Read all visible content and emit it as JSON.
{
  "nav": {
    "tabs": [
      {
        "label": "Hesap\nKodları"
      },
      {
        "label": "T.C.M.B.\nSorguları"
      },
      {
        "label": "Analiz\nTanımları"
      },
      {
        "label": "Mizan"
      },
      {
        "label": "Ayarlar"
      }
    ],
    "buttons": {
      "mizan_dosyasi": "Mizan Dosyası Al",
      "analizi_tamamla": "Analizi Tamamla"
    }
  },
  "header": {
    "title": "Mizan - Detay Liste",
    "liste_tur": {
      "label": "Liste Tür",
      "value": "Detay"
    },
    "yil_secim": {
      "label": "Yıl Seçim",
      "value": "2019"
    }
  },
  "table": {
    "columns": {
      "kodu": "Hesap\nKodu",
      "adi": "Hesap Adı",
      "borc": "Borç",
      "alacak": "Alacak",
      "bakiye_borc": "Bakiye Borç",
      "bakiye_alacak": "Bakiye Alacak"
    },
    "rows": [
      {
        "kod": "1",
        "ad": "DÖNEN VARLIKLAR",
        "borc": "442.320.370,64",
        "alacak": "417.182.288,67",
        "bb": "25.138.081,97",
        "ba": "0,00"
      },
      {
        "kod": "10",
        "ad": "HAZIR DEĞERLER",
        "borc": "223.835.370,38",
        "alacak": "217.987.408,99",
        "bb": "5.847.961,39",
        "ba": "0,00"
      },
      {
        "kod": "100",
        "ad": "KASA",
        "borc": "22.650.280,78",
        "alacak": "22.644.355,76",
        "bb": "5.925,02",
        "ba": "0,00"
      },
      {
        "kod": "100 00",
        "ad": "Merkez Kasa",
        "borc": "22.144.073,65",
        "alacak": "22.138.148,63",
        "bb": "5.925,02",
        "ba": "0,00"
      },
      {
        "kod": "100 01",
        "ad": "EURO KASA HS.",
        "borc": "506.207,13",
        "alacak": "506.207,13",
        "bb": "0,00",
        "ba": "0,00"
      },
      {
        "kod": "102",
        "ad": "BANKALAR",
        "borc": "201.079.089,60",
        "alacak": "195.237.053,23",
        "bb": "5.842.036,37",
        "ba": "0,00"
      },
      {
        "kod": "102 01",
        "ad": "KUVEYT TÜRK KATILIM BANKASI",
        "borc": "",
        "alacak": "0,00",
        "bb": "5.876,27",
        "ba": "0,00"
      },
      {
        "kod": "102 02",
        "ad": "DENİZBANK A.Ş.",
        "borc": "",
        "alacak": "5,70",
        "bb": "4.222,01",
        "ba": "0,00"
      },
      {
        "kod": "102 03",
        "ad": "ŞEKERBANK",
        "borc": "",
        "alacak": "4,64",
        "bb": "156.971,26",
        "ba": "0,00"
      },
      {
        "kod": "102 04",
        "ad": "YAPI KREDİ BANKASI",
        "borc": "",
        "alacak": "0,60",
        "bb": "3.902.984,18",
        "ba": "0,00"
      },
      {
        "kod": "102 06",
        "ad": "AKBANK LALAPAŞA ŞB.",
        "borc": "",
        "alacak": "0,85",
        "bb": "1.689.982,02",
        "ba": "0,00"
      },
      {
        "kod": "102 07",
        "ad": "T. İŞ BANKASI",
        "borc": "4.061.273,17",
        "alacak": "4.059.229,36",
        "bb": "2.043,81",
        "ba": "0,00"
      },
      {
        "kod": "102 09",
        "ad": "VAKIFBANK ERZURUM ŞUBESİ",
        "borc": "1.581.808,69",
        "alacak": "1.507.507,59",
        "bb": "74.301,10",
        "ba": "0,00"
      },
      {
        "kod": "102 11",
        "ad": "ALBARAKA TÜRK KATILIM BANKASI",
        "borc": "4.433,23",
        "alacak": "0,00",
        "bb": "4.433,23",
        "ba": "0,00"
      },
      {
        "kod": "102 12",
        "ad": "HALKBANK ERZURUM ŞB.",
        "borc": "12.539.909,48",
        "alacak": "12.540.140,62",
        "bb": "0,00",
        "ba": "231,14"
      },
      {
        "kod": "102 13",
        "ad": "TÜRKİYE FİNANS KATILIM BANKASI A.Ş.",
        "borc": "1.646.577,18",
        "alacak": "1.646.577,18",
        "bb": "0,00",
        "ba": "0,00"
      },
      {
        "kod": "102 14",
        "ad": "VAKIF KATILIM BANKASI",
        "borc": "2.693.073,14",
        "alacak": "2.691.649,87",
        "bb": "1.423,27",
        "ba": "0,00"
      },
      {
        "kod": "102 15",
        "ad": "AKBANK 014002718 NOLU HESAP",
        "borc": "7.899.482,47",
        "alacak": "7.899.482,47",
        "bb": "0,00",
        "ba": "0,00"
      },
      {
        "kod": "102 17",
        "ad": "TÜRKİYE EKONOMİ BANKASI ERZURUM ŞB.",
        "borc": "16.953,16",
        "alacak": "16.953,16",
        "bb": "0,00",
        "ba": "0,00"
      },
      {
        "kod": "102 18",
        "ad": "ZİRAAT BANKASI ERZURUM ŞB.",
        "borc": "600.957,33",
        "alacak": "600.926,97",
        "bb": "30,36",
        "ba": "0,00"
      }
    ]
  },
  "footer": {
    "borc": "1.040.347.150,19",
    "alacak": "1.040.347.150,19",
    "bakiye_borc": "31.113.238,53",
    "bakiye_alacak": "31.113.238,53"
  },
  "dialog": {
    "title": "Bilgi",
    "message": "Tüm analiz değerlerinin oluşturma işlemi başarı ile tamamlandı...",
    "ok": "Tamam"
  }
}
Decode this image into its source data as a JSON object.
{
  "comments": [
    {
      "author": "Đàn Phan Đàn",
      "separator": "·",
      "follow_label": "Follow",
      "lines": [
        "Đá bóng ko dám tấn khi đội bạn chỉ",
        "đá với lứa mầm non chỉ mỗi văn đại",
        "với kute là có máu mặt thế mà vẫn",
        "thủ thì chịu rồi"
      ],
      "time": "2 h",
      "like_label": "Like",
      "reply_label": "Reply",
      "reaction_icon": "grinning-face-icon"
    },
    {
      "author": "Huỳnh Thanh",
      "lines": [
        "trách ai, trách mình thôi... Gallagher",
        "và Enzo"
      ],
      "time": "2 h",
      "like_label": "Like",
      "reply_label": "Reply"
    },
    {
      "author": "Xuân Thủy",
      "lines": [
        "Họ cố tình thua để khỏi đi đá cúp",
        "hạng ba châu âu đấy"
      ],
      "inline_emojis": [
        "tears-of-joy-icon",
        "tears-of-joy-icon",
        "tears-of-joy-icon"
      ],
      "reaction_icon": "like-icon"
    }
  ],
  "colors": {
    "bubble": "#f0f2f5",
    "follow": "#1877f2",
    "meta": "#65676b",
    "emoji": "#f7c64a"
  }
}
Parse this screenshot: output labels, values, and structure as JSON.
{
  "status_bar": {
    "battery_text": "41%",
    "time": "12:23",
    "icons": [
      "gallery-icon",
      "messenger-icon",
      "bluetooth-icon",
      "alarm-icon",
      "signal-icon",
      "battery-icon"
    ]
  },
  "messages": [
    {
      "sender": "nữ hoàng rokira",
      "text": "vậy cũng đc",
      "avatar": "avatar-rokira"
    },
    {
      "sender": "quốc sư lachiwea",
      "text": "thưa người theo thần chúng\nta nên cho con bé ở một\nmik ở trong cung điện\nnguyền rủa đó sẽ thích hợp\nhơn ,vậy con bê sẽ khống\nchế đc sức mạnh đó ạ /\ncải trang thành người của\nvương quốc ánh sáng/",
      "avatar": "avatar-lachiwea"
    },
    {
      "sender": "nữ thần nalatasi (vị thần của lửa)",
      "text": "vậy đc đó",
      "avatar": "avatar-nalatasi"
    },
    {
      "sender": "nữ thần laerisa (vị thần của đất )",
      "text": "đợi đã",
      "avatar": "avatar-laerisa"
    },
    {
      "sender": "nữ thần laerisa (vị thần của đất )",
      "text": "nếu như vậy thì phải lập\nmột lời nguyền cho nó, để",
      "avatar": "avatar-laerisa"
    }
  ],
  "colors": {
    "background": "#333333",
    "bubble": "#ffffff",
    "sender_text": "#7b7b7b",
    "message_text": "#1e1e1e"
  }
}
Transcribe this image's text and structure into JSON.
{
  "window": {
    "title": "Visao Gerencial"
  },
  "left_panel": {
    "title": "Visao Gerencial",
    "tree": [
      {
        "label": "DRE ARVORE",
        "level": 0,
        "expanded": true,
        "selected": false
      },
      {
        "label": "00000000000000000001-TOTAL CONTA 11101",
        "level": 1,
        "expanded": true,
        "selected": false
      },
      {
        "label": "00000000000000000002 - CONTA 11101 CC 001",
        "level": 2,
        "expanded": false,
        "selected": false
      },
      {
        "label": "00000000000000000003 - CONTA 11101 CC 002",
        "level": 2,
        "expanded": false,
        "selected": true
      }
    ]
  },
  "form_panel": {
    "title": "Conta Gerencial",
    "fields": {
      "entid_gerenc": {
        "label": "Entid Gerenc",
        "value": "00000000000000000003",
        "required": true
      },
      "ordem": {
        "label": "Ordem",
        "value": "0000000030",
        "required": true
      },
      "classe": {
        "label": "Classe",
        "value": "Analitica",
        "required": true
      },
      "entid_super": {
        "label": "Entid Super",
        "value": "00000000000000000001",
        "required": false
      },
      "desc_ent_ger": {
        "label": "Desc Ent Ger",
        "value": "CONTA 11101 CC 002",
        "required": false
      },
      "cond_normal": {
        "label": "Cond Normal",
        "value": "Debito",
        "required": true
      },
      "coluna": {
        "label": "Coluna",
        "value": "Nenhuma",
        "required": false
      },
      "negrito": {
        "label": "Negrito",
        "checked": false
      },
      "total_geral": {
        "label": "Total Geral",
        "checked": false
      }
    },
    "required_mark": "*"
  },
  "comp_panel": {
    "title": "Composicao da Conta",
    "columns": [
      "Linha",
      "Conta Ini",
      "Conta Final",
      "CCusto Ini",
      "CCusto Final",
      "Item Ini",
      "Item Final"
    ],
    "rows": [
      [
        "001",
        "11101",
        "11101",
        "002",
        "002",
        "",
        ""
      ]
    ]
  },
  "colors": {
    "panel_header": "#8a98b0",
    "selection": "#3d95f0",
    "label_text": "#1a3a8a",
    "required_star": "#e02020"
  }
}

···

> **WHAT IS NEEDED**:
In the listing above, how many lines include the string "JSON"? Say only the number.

> **EXERCISE RESULT**:
4